• WORK INSTRUCTIONS: Pick each line containing "handle" out of the records.

• INFORMATION SHOWN:
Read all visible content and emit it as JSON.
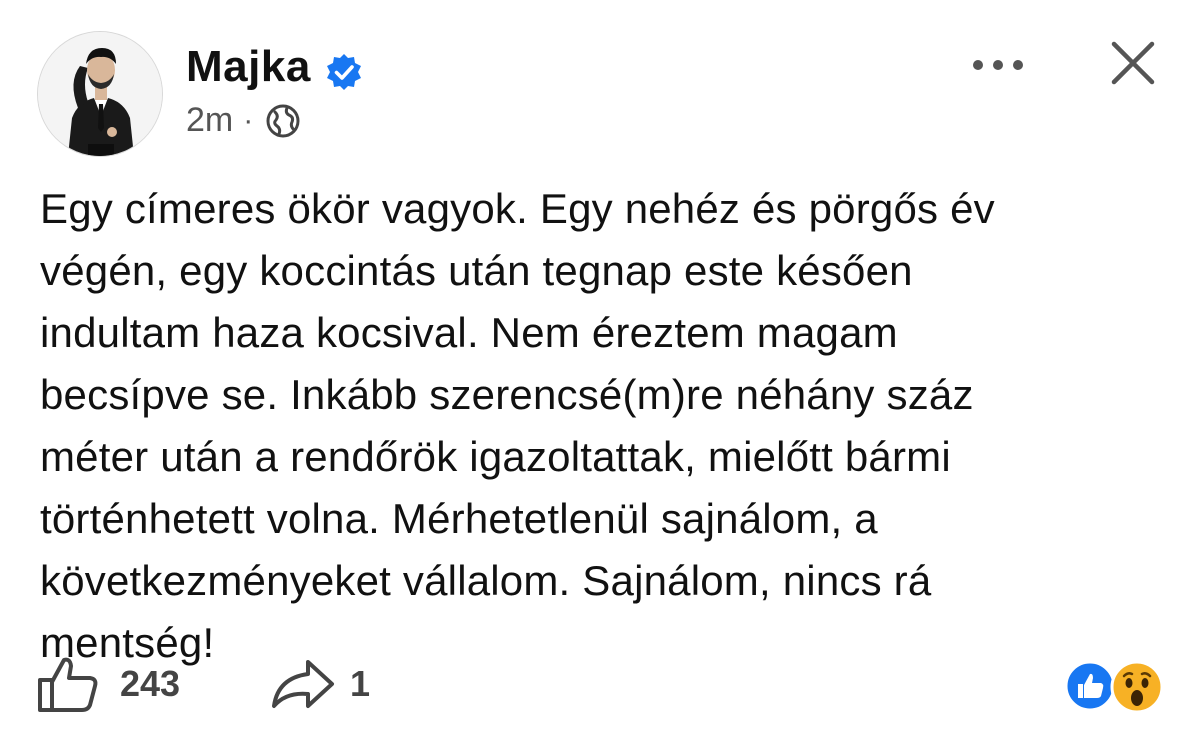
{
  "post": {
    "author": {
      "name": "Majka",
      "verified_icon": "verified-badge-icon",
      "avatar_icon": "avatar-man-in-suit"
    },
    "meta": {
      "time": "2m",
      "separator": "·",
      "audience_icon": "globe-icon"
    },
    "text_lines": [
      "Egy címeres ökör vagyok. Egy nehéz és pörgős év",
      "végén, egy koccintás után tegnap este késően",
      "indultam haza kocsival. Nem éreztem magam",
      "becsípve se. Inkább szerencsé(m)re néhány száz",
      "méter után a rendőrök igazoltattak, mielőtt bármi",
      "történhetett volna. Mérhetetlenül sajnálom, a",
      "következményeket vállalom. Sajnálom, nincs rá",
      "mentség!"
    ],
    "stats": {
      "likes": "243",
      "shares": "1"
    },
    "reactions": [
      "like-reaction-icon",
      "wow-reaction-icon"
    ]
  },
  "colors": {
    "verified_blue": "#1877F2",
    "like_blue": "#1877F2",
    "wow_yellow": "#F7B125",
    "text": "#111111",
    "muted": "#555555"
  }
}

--

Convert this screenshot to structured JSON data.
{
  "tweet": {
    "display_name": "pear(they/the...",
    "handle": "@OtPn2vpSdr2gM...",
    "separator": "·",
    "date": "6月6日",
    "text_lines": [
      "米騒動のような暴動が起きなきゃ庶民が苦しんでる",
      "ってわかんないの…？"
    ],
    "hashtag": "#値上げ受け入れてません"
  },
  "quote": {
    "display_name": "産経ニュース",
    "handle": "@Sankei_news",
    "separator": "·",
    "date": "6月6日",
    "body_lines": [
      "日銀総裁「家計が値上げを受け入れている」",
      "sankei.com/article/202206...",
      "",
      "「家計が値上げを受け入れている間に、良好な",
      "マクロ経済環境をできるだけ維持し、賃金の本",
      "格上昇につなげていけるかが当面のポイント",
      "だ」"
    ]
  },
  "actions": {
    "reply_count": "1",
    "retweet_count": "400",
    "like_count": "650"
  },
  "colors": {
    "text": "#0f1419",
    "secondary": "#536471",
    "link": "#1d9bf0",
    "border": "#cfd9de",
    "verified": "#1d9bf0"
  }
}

• TASK RESPONSE:
    "handle": "@OtPn2vpSdr2gM...",
    "handle": "@Sankei_news",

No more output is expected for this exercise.